Scan the entries below. Return every line that includes "XLSX".

── Data section ──

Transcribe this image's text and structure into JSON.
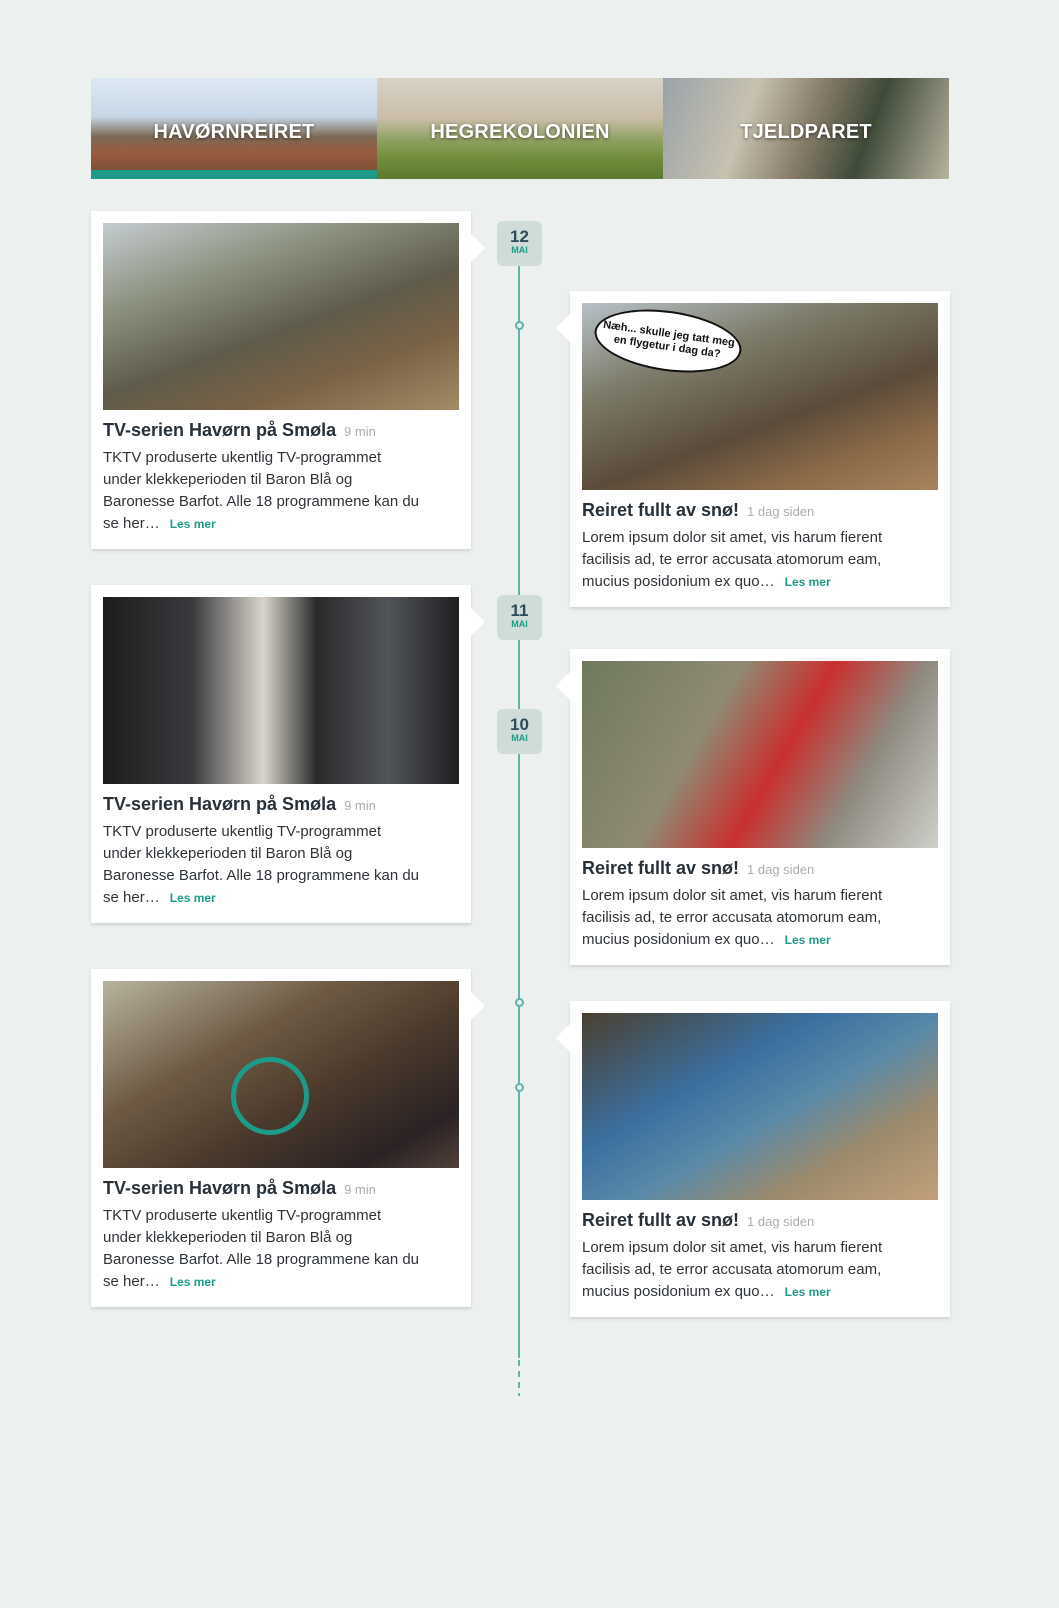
{
  "tabs": [
    {
      "label": "HAVØRNREIRET",
      "active": true
    },
    {
      "label": "HEGREKOLONIEN",
      "active": false
    },
    {
      "label": "TJELDPARET",
      "active": false
    }
  ],
  "dates": [
    {
      "day": "12",
      "month": "MAI"
    },
    {
      "day": "11",
      "month": "MAI"
    },
    {
      "day": "10",
      "month": "MAI"
    }
  ],
  "cards": [
    {
      "title": "TV-serien Havørn på Smøla",
      "meta": "9 min",
      "text": "TKTV produserte ukentlig TV-programmet under klekkeperioden til Baron Blå og Baronesse Barfot. Alle 18 programmene kan du se her…",
      "more": "Les mer"
    },
    {
      "title": "Reiret fullt av snø!",
      "meta": "1 dag siden",
      "text": "Lorem ipsum dolor sit amet, vis harum fierent facilisis ad, te error accusata atomorum eam, mucius posidonium ex quo…",
      "more": "Les mer",
      "bubble": "Næh... skulle jeg tatt meg en flygetur i dag da?"
    },
    {
      "title": "TV-serien Havørn på Smøla",
      "meta": "9 min",
      "text": "TKTV produserte ukentlig TV-programmet under klekkeperioden til Baron Blå og Baronesse Barfot. Alle 18 programmene kan du se her…",
      "more": "Les mer"
    },
    {
      "title": "Reiret fullt av snø!",
      "meta": "1 dag siden",
      "text": "Lorem ipsum dolor sit amet, vis harum fierent facilisis ad, te error accusata atomorum eam, mucius posidonium ex quo…",
      "more": "Les mer"
    },
    {
      "title": "TV-serien Havørn på Smøla",
      "meta": "9 min",
      "text": "TKTV produserte ukentlig TV-programmet under klekkeperioden til Baron Blå og Baronesse Barfot. Alle 18 programmene kan du se her…",
      "more": "Les mer"
    },
    {
      "title": "Reiret fullt av snø!",
      "meta": "1 dag siden",
      "text": "Lorem ipsum dolor sit amet, vis harum fierent facilisis ad, te error accusata atomorum eam, mucius posidonium ex quo…",
      "more": "Les mer"
    }
  ],
  "colors": {
    "accent": "#1d9a88",
    "timeline": "#63b3a8",
    "background": "#ecf0ee",
    "date_badge": "#cfdcd8"
  }
}
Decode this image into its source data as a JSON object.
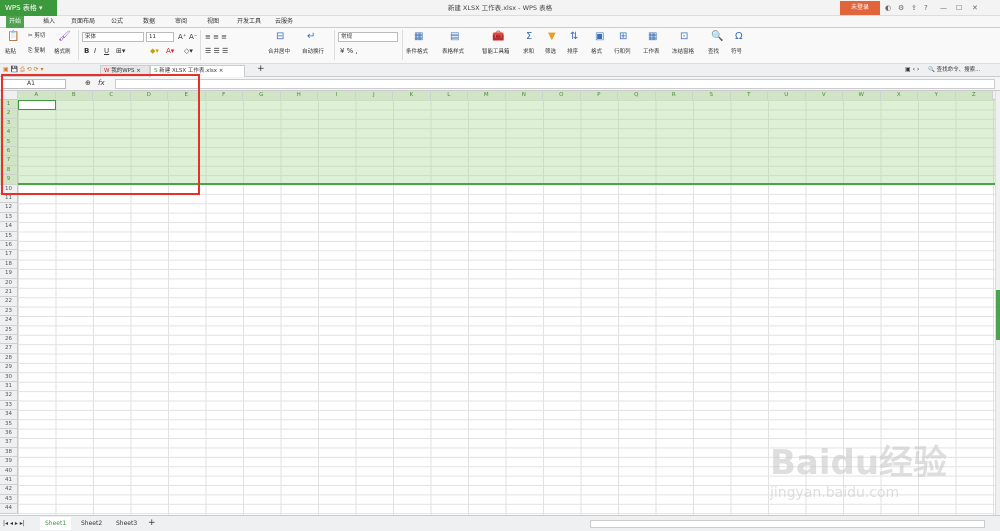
{
  "app": {
    "name": "WPS 表格",
    "title": "新建 XLSX 工作表.xlsx - WPS 表格",
    "login": "未登录"
  },
  "menu": [
    "开始",
    "插入",
    "页面布局",
    "公式",
    "数据",
    "审阅",
    "视图",
    "开发工具",
    "云服务"
  ],
  "ribbon": {
    "paste": "粘贴",
    "cut": "剪切",
    "copy": "复制",
    "format_painter": "格式刷",
    "font": "宋体",
    "size": "11",
    "bold": "B",
    "italic": "I",
    "underline": "U",
    "merge": "合并居中",
    "wrap": "自动换行",
    "number_format": "常规",
    "cond_format": "条件格式",
    "table_style": "表格样式",
    "smart_toolbox": "智能工具箱",
    "sum": "求和",
    "filter": "筛选",
    "sort": "排序",
    "format": "格式",
    "rowcol": "行和列",
    "sheet": "工作表",
    "freeze": "冻结窗格",
    "find": "查找",
    "symbol": "符号"
  },
  "doc_tabs": [
    "我的WPS",
    "新建 XLSX 工作表.xlsx"
  ],
  "search_placeholder": "查找命令、搜索...",
  "namebox": "A1",
  "fx": "fx",
  "columns": [
    "A",
    "B",
    "C",
    "D",
    "E",
    "F",
    "G",
    "H",
    "I",
    "J",
    "K",
    "L",
    "M",
    "N",
    "O",
    "P",
    "Q",
    "R",
    "S",
    "T",
    "U",
    "V",
    "W",
    "X",
    "Y",
    "Z"
  ],
  "row_count": 44,
  "sheets": [
    "Sheet1",
    "Sheet2",
    "Sheet3"
  ],
  "watermark": {
    "brand": "Baidu经验",
    "url": "jingyan.baidu.com"
  }
}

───

## Task result
    "title": "新建 XLSX 工作表.xlsx - WPS 表格",
    "新建 XLSX 工作表.xlsx"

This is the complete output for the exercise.